Setting Your Week up For Success
Having nutritious foods readily available for you will keep you on track as it will reduce the need to buy restaurant/fast food that undoubtedly will contain a very large amount of calories. Food prepping is the best way to get around this. Whether that means cooking a bunch of food on Sunday for the week ahead or even cooking three nights of the week and ensuring you have leftovers for the next day or two. Designating an hour or two out of your week can set yourself up for the week so that you can accurately hit your macronutrient and calorie allowance.

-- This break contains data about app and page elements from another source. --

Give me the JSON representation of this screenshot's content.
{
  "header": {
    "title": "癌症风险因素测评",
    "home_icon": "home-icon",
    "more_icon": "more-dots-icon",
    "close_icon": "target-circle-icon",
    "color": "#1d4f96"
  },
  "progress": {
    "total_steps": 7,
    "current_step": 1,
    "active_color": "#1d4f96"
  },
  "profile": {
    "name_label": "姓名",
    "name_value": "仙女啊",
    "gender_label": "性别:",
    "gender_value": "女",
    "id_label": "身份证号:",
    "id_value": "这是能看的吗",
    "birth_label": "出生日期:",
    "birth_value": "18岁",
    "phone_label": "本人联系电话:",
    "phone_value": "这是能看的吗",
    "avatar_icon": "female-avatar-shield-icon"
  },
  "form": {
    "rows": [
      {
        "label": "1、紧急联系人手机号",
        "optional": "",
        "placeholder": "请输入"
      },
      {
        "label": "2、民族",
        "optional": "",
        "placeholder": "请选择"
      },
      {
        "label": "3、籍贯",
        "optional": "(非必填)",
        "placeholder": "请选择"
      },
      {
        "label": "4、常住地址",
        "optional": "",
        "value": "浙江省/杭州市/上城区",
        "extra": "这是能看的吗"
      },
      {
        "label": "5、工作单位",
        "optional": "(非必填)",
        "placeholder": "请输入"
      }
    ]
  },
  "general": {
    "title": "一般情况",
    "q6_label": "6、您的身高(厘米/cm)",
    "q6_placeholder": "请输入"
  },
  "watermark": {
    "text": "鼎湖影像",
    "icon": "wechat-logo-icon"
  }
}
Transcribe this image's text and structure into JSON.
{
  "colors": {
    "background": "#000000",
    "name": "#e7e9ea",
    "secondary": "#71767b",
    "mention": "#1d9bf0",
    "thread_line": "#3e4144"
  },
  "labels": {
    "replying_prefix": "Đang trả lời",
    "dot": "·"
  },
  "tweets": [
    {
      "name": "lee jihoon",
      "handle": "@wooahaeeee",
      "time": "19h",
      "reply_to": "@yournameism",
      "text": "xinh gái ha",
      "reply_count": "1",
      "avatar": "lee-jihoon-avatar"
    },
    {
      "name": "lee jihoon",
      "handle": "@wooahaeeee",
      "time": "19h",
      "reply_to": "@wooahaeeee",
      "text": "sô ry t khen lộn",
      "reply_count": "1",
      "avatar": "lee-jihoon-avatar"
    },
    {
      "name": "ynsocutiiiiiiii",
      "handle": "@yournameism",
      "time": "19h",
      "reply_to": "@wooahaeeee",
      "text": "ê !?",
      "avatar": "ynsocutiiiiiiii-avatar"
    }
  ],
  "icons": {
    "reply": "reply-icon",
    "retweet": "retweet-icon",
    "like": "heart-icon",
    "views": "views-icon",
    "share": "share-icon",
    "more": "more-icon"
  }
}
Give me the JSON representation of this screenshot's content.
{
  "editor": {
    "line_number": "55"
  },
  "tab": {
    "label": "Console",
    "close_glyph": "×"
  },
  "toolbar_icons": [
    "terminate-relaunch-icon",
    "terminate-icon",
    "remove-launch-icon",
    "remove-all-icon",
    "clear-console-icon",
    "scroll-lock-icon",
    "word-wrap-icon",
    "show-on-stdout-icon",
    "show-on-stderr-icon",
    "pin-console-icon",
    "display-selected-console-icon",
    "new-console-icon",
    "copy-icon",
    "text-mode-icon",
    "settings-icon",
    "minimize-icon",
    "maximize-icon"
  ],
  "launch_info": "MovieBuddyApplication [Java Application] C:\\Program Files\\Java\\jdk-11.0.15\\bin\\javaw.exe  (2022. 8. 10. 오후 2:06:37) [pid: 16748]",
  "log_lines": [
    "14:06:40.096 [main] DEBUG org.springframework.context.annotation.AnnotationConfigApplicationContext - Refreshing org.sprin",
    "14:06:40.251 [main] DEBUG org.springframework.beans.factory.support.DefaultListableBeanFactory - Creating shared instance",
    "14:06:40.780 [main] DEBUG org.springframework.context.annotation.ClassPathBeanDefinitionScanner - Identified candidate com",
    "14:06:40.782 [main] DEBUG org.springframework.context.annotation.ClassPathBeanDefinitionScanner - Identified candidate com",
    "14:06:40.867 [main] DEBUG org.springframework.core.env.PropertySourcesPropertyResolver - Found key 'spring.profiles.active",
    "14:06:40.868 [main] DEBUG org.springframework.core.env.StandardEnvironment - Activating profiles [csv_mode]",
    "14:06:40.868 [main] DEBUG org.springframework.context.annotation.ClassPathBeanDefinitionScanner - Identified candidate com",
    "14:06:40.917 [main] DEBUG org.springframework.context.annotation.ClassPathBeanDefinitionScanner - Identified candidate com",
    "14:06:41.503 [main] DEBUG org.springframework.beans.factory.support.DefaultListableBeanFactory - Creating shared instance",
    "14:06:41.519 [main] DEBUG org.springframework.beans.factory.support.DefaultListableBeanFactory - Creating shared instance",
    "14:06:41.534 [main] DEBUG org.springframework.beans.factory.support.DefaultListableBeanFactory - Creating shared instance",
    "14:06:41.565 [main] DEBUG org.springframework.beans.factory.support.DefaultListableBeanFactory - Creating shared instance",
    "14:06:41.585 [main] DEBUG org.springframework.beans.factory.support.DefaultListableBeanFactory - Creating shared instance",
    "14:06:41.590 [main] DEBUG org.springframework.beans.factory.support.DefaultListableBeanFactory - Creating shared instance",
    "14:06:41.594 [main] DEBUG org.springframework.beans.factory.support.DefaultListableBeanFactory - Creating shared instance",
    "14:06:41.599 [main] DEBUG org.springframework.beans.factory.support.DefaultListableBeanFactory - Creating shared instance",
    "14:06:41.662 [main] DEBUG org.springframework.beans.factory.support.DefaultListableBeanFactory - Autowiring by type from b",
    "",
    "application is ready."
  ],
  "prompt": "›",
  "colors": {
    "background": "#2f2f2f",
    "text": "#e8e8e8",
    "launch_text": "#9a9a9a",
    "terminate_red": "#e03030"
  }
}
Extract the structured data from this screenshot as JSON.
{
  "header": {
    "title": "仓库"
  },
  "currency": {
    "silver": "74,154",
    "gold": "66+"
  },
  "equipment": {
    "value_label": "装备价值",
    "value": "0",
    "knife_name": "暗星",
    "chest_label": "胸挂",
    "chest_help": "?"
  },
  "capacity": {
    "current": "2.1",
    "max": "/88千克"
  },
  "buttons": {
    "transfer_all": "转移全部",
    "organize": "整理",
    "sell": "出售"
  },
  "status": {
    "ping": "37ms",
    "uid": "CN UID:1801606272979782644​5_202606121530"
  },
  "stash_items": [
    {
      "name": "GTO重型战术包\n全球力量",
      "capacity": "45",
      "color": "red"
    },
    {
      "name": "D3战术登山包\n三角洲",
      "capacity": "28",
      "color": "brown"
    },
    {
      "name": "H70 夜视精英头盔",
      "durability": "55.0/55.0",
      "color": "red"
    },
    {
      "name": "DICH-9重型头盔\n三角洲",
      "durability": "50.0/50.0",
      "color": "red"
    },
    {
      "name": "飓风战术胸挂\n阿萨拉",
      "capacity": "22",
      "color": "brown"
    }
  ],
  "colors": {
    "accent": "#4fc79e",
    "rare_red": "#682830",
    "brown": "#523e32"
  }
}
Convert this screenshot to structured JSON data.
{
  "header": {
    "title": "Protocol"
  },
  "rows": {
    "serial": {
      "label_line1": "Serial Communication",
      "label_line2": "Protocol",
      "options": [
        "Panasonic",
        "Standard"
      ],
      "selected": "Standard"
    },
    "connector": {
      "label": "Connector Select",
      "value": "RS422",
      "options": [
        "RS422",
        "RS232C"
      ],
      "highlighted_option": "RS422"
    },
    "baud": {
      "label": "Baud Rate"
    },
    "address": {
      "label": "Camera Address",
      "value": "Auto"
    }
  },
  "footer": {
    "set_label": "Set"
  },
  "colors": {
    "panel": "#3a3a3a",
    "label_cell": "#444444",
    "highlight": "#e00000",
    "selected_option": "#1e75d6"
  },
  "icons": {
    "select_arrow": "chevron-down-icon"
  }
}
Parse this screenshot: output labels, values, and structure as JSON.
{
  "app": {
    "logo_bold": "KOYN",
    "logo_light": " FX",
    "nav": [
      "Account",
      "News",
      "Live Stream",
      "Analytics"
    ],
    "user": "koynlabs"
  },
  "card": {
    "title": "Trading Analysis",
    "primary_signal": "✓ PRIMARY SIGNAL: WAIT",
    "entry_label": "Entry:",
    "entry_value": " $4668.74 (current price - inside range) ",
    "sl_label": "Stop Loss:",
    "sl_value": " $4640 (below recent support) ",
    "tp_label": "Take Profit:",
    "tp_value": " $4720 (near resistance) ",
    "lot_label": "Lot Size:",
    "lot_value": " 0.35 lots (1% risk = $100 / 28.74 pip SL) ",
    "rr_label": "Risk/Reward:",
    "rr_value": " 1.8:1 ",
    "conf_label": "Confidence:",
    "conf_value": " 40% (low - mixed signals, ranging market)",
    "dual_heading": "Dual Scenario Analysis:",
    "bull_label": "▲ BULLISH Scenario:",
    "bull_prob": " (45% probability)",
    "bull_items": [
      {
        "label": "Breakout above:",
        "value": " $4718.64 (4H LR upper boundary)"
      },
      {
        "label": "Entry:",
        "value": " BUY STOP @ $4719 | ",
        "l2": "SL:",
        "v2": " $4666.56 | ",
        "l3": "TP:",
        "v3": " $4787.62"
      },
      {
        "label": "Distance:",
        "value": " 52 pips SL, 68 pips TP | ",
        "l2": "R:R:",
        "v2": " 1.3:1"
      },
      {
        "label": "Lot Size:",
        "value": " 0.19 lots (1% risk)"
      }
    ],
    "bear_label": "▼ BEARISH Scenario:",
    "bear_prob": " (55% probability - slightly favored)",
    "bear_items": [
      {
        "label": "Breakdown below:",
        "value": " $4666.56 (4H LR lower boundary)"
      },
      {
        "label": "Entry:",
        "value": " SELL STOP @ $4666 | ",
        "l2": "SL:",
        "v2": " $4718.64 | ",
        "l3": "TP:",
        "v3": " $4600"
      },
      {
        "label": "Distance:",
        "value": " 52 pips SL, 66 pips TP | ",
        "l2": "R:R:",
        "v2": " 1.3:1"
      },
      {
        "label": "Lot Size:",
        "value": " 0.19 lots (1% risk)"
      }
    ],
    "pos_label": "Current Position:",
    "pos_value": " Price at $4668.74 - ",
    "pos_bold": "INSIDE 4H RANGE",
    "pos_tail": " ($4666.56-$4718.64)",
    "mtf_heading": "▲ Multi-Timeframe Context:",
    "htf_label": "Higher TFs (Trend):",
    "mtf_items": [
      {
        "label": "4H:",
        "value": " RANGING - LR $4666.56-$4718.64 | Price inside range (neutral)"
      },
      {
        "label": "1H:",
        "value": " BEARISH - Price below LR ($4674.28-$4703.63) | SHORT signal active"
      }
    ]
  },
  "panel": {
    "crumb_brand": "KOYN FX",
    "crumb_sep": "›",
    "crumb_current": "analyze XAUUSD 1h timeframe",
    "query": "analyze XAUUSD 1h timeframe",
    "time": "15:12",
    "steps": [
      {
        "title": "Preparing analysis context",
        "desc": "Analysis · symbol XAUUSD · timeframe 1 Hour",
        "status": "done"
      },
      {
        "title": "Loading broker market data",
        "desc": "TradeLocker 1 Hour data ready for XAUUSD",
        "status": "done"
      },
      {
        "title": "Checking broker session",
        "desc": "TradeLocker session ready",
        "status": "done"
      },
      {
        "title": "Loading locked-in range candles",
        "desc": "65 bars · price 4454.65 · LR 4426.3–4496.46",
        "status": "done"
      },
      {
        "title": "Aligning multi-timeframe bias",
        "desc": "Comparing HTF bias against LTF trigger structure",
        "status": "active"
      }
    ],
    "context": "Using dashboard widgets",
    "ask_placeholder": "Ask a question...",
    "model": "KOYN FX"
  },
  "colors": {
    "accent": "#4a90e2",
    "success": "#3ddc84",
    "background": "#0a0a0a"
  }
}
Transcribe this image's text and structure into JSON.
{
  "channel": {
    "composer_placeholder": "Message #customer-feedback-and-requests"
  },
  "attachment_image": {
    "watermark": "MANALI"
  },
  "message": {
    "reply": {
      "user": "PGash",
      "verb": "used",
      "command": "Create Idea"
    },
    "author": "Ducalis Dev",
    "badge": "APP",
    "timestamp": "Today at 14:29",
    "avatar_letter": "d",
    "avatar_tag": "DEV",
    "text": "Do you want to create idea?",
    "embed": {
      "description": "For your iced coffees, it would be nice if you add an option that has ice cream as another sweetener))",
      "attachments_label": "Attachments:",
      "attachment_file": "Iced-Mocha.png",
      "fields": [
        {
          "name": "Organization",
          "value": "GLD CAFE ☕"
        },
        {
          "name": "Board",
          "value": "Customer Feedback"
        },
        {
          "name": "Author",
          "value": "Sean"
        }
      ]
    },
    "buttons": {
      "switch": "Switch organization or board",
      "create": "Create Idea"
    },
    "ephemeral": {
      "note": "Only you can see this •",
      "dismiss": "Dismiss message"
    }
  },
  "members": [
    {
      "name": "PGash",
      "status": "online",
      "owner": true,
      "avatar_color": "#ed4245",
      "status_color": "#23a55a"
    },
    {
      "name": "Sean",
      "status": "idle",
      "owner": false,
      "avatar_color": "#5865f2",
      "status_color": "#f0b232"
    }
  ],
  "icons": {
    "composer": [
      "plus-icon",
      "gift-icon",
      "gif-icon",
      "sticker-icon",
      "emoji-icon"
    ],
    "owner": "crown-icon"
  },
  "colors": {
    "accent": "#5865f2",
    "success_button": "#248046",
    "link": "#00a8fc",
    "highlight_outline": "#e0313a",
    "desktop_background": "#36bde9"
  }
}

Having readily available cooked protein is essential as we know that protein is responsible for building, maintaining and repairing muscle tissue. A barbeque or countertop grill is great for cooking larger amounts of meat at one time, but of course roasting or baking a big batch of protein such as chicken breasts, steak, tenderloin, etc and then refrigerating them will allow you to quickly and easily get a healthy high protein meal in.
It is likely best to chop vegetables or cook/steam them right before eating them as they’ll retain the most nutrients that way. However, if you are pressed for time and find that you simply don’t get enough vegetables this way, your next best strategy is to chop up half of your weekly vegetable purchase as soon as you get home from grocery shopping and then chop up the rest when you’re done eating the first half.
Pre-Cooking Starchy Carbs
Depending on your daily carb allowance you very well may need more carb than the small amount you would be getting from vegetables, especially if you’re working out fairly hard and frequently. After all, carbohydrates are the body’s primary fuel source and if you’re training hard you’ll need that energy otherwise your workouts more than likely will suffer. Ok, enough about that. You’ll also want to cook up a larger amount of these carbs. I recommend things like yams, brown or wild rice, quinoa, couscous as they all contain a large amount of nutrients that are not only good for you but will keep you feeling fuller which is critical when dieting and on limited calories.
The hard work is now done and you’ve set yourself up for the week, or at least for the front half of the week depending on how much food you’ve cooked. You no longer have to rely on fast food containing a very large amount of nutrient deficient calories.
If you’re looking for a little help and/or guidance with your diet I would be more than happy to help! Shoot me an email at firstname.lastname@example.org where we can see if we are a good match.
Jamie MacDonald, PTS, CPR, PN1BACK TO BLOG